Exercise directions: Could you retype all of the entries exactly, without their pictures?

===== Information supplied

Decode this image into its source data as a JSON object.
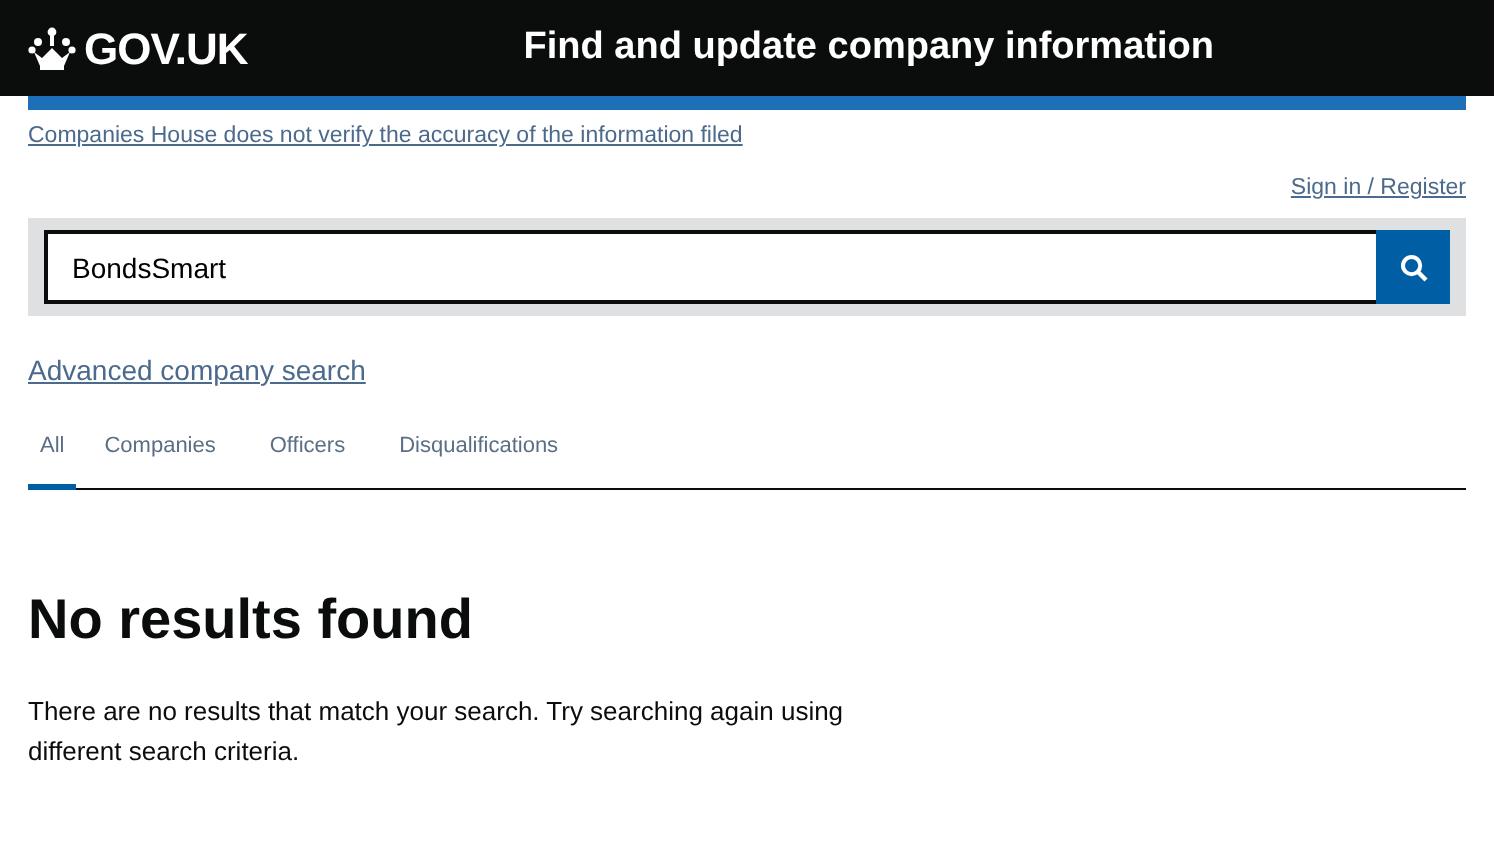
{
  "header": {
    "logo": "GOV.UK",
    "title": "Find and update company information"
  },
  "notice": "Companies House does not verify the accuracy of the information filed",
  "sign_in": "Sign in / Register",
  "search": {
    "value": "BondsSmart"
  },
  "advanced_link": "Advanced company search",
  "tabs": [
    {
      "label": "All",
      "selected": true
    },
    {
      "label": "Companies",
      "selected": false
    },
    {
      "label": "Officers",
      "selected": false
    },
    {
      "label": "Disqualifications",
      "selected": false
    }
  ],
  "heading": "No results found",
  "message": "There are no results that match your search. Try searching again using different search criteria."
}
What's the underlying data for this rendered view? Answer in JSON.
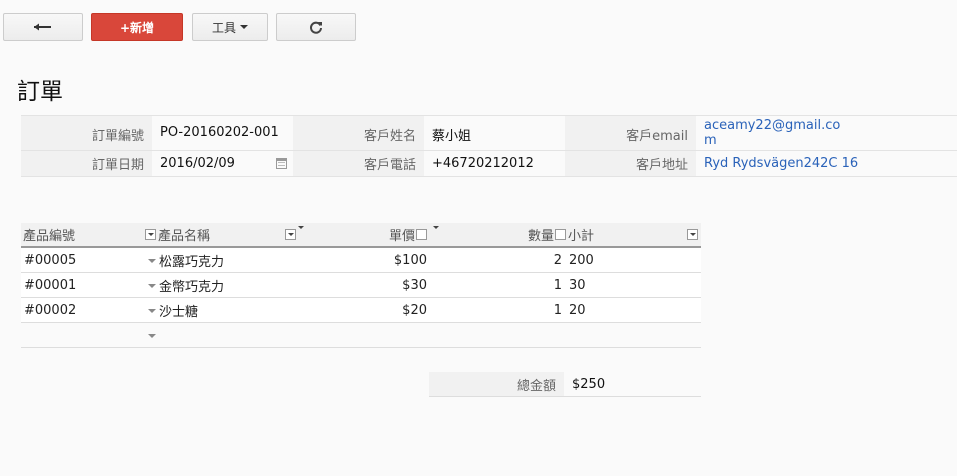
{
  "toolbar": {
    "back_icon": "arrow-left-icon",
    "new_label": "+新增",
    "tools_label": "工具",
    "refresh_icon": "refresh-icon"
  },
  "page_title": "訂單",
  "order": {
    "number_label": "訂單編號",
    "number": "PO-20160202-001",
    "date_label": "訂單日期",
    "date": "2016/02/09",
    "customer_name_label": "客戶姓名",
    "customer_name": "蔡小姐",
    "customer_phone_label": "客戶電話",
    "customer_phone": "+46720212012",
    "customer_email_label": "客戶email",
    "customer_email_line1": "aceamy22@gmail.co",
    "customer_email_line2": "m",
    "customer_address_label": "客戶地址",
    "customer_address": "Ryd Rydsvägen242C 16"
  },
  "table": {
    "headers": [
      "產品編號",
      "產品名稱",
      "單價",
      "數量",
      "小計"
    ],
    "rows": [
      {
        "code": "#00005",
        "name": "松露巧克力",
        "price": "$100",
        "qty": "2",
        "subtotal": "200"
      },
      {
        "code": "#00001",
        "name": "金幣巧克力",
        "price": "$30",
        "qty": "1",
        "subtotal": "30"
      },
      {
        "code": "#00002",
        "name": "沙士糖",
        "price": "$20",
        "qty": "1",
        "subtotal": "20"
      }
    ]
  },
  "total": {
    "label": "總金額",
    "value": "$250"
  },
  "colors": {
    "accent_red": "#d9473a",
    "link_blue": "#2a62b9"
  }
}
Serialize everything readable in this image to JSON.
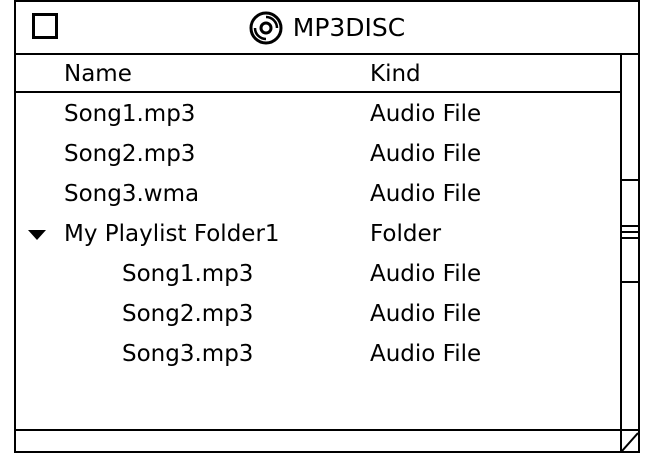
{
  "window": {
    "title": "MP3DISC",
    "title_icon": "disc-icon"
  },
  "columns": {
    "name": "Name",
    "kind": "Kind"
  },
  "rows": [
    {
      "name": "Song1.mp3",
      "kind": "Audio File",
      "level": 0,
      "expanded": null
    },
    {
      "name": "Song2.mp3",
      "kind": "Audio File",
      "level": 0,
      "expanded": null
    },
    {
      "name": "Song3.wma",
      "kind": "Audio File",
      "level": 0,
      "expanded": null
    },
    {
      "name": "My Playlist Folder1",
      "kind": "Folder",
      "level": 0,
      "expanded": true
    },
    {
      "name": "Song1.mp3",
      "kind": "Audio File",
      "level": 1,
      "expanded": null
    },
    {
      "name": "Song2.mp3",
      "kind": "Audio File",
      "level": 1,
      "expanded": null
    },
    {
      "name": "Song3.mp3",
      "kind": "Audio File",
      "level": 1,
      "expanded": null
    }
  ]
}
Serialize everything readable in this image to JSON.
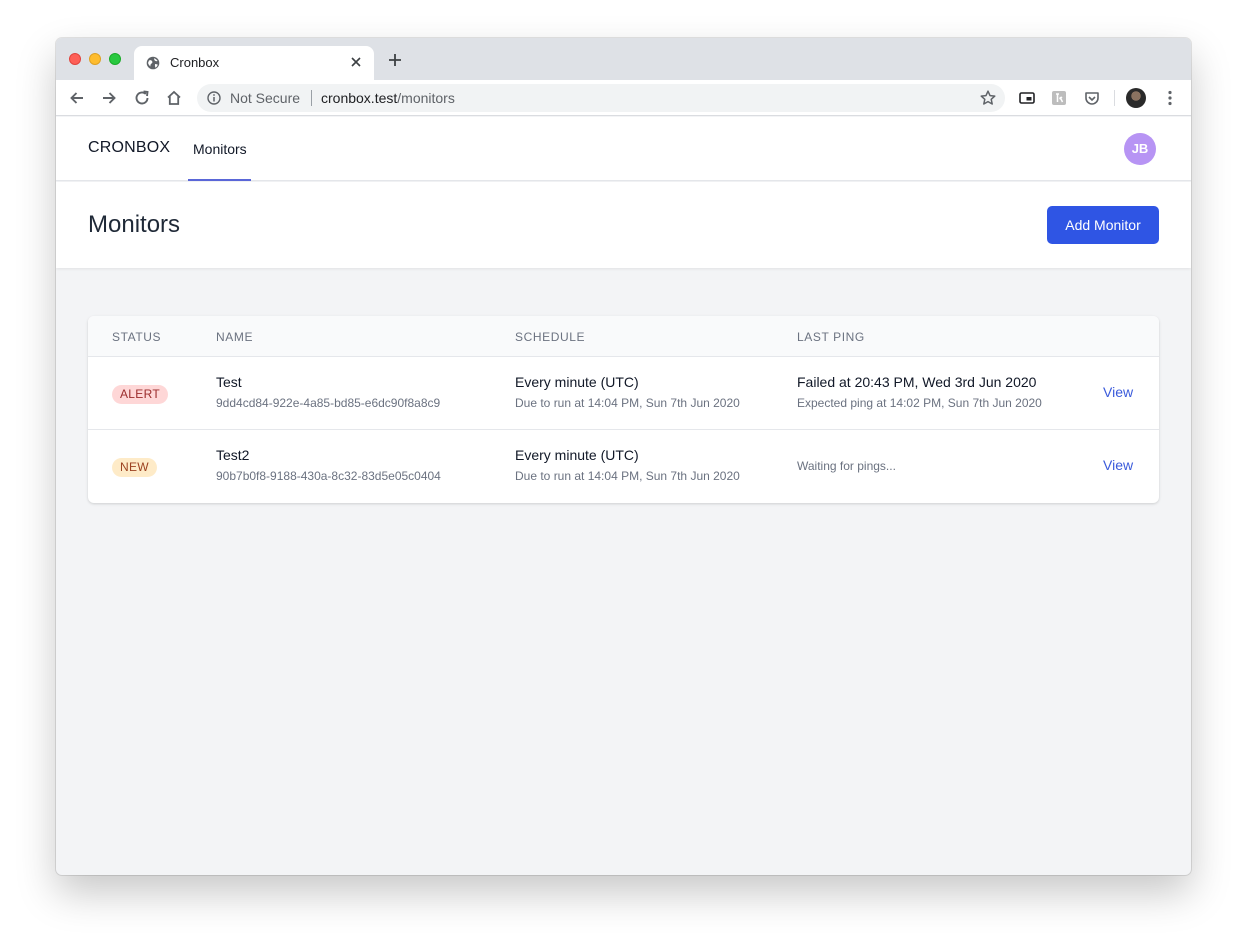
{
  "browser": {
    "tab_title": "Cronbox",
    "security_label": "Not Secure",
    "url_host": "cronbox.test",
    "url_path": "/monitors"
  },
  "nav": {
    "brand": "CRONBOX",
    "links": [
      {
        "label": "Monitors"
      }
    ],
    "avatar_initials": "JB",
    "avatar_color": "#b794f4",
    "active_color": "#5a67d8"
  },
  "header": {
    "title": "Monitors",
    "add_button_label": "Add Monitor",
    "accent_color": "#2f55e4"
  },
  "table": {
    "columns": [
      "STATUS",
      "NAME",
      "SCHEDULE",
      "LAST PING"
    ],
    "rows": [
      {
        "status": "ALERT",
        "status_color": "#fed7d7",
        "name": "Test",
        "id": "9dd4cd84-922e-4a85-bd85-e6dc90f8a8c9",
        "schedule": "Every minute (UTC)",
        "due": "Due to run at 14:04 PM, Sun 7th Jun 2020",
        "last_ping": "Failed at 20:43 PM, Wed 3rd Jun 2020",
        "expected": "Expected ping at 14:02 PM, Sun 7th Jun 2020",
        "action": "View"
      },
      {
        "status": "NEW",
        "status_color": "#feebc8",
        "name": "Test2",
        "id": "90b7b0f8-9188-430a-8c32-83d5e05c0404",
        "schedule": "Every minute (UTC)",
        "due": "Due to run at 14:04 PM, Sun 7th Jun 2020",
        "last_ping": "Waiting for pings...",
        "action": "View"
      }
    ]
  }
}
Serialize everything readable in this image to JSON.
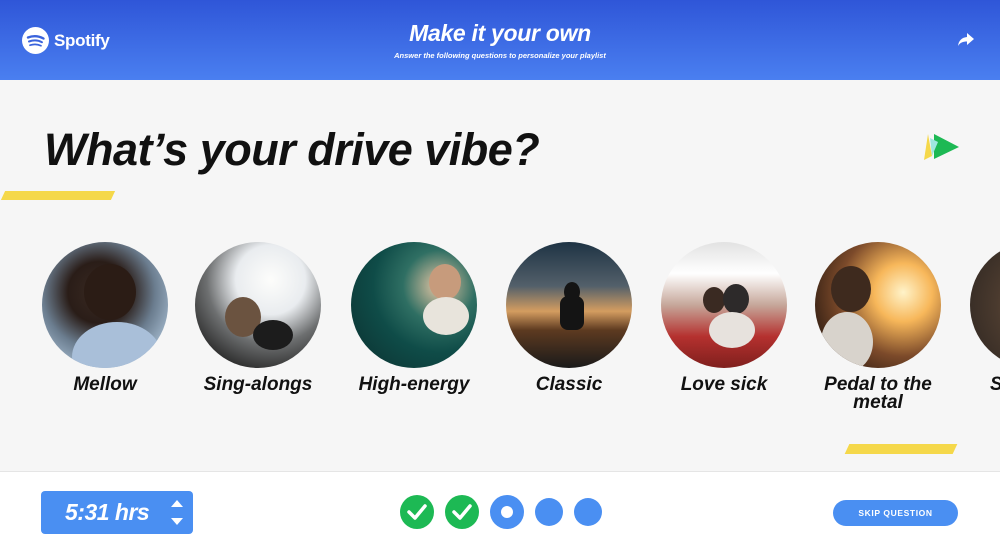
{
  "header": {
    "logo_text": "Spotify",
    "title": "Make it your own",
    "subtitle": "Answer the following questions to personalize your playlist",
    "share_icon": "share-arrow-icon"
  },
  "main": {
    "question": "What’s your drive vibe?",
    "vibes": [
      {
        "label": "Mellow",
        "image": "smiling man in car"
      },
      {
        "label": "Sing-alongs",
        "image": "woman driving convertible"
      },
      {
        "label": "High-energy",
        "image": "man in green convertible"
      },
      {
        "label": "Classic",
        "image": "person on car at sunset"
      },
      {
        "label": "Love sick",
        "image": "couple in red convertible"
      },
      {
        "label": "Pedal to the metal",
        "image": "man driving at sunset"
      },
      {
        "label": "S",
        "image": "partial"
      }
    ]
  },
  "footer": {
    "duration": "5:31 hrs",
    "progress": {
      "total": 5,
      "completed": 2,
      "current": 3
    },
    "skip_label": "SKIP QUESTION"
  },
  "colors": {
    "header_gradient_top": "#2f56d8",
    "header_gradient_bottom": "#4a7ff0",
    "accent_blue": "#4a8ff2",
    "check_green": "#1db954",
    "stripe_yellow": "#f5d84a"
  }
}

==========

Exercise output:
Decode this image into its source data as a JSON object.
{
  "header": {
    "logo": "GOV.UK",
    "title": "Find and update company information"
  },
  "notice": "Companies House does not verify the accuracy of the information filed",
  "sign_in": "Sign in / Register",
  "search": {
    "value": "BondsSmart"
  },
  "advanced_link": "Advanced company search",
  "tabs": [
    {
      "label": "All",
      "selected": true
    },
    {
      "label": "Companies",
      "selected": false
    },
    {
      "label": "Officers",
      "selected": false
    },
    {
      "label": "Disqualifications",
      "selected": false
    }
  ],
  "heading": "No results found",
  "message": "There are no results that match your search. Try searching again using different search criteria."
}
What's the underlying data for this rendered view? Answer in JSON.
{
  "toolbar": {
    "back_icon": "arrow-left-icon",
    "new_label": "+新增",
    "tools_label": "工具",
    "refresh_icon": "refresh-icon"
  },
  "page_title": "訂單",
  "order": {
    "number_label": "訂單編號",
    "number": "PO-20160202-001",
    "date_label": "訂單日期",
    "date": "2016/02/09",
    "customer_name_label": "客戶姓名",
    "customer_name": "蔡小姐",
    "customer_phone_label": "客戶電話",
    "customer_phone": "+46720212012",
    "customer_email_label": "客戶email",
    "customer_email_line1": "aceamy22@gmail.co",
    "customer_email_line2": "m",
    "customer_address_label": "客戶地址",
    "customer_address": "Ryd Rydsvägen242C 16"
  },
  "table": {
    "headers": [
      "產品編號",
      "產品名稱",
      "單價",
      "數量",
      "小計"
    ],
    "rows": [
      {
        "code": "#00005",
        "name": "松露巧克力",
        "price": "$100",
        "qty": "2",
        "subtotal": "200"
      },
      {
        "code": "#00001",
        "name": "金幣巧克力",
        "price": "$30",
        "qty": "1",
        "subtotal": "30"
      },
      {
        "code": "#00002",
        "name": "沙士糖",
        "price": "$20",
        "qty": "1",
        "subtotal": "20"
      }
    ]
  },
  "total": {
    "label": "總金額",
    "value": "$250"
  },
  "colors": {
    "accent_red": "#d9473a",
    "link_blue": "#2a62b9"
  }
}
Serialize everything readable in this image to JSON.
{
  "window": {
    "title": "MP3DISC",
    "title_icon": "disc-icon"
  },
  "columns": {
    "name": "Name",
    "kind": "Kind"
  },
  "rows": [
    {
      "name": "Song1.mp3",
      "kind": "Audio File",
      "level": 0,
      "expanded": null
    },
    {
      "name": "Song2.mp3",
      "kind": "Audio File",
      "level": 0,
      "expanded": null
    },
    {
      "name": "Song3.wma",
      "kind": "Audio File",
      "level": 0,
      "expanded": null
    },
    {
      "name": "My Playlist Folder1",
      "kind": "Folder",
      "level": 0,
      "expanded": true
    },
    {
      "name": "Song1.mp3",
      "kind": "Audio File",
      "level": 1,
      "expanded": null
    },
    {
      "name": "Song2.mp3",
      "kind": "Audio File",
      "level": 1,
      "expanded": null
    },
    {
      "name": "Song3.mp3",
      "kind": "Audio File",
      "level": 1,
      "expanded": null
    }
  ]
}
Serialize everything readable in this image to JSON.
{
  "browser": {
    "tab_title": "Cronbox",
    "security_label": "Not Secure",
    "url_host": "cronbox.test",
    "url_path": "/monitors"
  },
  "nav": {
    "brand": "CRONBOX",
    "links": [
      {
        "label": "Monitors"
      }
    ],
    "avatar_initials": "JB",
    "avatar_color": "#b794f4",
    "active_color": "#5a67d8"
  },
  "header": {
    "title": "Monitors",
    "add_button_label": "Add Monitor",
    "accent_color": "#2f55e4"
  },
  "table": {
    "columns": [
      "STATUS",
      "NAME",
      "SCHEDULE",
      "LAST PING"
    ],
    "rows": [
      {
        "status": "ALERT",
        "status_color": "#fed7d7",
        "name": "Test",
        "id": "9dd4cd84-922e-4a85-bd85-e6dc90f8a8c9",
        "schedule": "Every minute (UTC)",
        "due": "Due to run at 14:04 PM, Sun 7th Jun 2020",
        "last_ping": "Failed at 20:43 PM, Wed 3rd Jun 2020",
        "expected": "Expected ping at 14:02 PM, Sun 7th Jun 2020",
        "action": "View"
      },
      {
        "status": "NEW",
        "status_color": "#feebc8",
        "name": "Test2",
        "id": "90b7b0f8-9188-430a-8c32-83d5e05c0404",
        "schedule": "Every minute (UTC)",
        "due": "Due to run at 14:04 PM, Sun 7th Jun 2020",
        "last_ping": "Waiting for pings...",
        "action": "View"
      }
    ]
  }
}
Serialize everything readable in this image to JSON.
{
  "header": {
    "logo_text": "Spotify",
    "title": "Make it your own",
    "subtitle": "Answer the following questions to personalize your playlist",
    "share_icon": "share-arrow-icon"
  },
  "main": {
    "question": "What’s your drive vibe?",
    "vibes": [
      {
        "label": "Mellow",
        "image": "smiling man in car"
      },
      {
        "label": "Sing-alongs",
        "image": "woman driving convertible"
      },
      {
        "label": "High-energy",
        "image": "man in green convertible"
      },
      {
        "label": "Classic",
        "image": "person on car at sunset"
      },
      {
        "label": "Love sick",
        "image": "couple in red convertible"
      },
      {
        "label": "Pedal to the metal",
        "image": "man driving at sunset"
      },
      {
        "label": "S",
        "image": "partial"
      }
    ]
  },
  "footer": {
    "duration": "5:31 hrs",
    "progress": {
      "total": 5,
      "completed": 2,
      "current": 3
    },
    "skip_label": "SKIP QUESTION"
  },
  "colors": {
    "header_gradient_top": "#2f56d8",
    "header_gradient_bottom": "#4a7ff0",
    "accent_blue": "#4a8ff2",
    "check_green": "#1db954",
    "stripe_yellow": "#f5d84a"
  }
}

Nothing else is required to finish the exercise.